Assignment >>
The records appear below. Repeat them exactly.
[[ Data for the task, beginning ]]
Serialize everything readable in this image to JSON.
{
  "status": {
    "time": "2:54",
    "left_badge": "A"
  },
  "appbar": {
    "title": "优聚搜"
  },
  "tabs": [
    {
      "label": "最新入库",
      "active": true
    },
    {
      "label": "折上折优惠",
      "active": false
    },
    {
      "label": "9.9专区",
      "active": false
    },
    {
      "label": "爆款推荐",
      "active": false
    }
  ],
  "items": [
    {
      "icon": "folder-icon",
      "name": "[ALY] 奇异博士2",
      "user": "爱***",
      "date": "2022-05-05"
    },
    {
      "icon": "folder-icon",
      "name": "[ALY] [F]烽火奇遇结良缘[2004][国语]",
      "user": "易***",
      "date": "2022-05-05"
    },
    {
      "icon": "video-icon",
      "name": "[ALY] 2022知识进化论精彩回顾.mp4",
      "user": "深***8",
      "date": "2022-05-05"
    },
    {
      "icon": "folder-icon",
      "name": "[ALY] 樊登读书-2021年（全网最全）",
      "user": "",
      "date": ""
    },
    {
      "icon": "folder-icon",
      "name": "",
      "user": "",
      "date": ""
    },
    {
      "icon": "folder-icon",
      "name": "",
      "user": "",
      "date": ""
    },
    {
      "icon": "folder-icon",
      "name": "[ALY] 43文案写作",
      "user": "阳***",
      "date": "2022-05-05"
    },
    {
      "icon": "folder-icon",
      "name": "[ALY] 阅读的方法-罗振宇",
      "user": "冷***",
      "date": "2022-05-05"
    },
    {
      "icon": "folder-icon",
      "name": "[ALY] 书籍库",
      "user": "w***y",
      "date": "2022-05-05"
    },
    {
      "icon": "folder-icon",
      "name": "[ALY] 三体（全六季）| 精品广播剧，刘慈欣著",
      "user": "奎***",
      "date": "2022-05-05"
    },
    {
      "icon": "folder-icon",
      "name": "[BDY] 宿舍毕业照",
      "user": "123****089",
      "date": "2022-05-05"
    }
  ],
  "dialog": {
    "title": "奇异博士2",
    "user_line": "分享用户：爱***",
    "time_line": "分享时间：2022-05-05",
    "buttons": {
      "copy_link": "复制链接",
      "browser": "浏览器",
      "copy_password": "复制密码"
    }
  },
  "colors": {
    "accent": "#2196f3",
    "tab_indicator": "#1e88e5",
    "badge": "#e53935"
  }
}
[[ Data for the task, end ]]
Answer box >>
Serialize everything readable in this image to JSON.
{
  "status": {
    "time": "2:54",
    "left_badge": "A"
  },
  "appbar": {
    "title": "优聚搜"
  },
  "tabs": [
    {
      "label": "最新入库",
      "active": true
    },
    {
      "label": "折上折优惠",
      "active": false
    },
    {
      "label": "9.9专区",
      "active": false
    },
    {
      "label": "爆款推荐",
      "active": false
    }
  ],
  "items": [
    {
      "icon": "folder-icon",
      "name": "[ALY] 奇异博士2",
      "user": "爱***",
      "date": "2022-05-05"
    },
    {
      "icon": "folder-icon",
      "name": "[ALY] [F]烽火奇遇结良缘[2004][国语]",
      "user": "易***",
      "date": "2022-05-05"
    },
    {
      "icon": "video-icon",
      "name": "[ALY] 2022知识进化论精彩回顾.mp4",
      "user": "深***8",
      "date": "2022-05-05"
    },
    {
      "icon": "folder-icon",
      "name": "[ALY] 樊登读书-2021年（全网最全）",
      "user": "",
      "date": ""
    },
    {
      "icon": "folder-icon",
      "name": "",
      "user": "",
      "date": ""
    },
    {
      "icon": "folder-icon",
      "name": "",
      "user": "",
      "date": ""
    },
    {
      "icon": "folder-icon",
      "name": "[ALY] 43文案写作",
      "user": "阳***",
      "date": "2022-05-05"
    },
    {
      "icon": "folder-icon",
      "name": "[ALY] 阅读的方法-罗振宇",
      "user": "冷***",
      "date": "2022-05-05"
    },
    {
      "icon": "folder-icon",
      "name": "[ALY] 书籍库",
      "user": "w***y",
      "date": "2022-05-05"
    },
    {
      "icon": "folder-icon",
      "name": "[ALY] 三体（全六季）| 精品广播剧，刘慈欣著",
      "user": "奎***",
      "date": "2022-05-05"
    },
    {
      "icon": "folder-icon",
      "name": "[BDY] 宿舍毕业照",
      "user": "123****089",
      "date": "2022-05-05"
    }
  ],
  "dialog": {
    "title": "奇异博士2",
    "user_line": "分享用户：爱***",
    "time_line": "分享时间：2022-05-05",
    "buttons": {
      "copy_link": "复制链接",
      "browser": "浏览器",
      "copy_password": "复制密码"
    }
  },
  "colors": {
    "accent": "#2196f3",
    "tab_indicator": "#1e88e5",
    "badge": "#e53935"
  }
}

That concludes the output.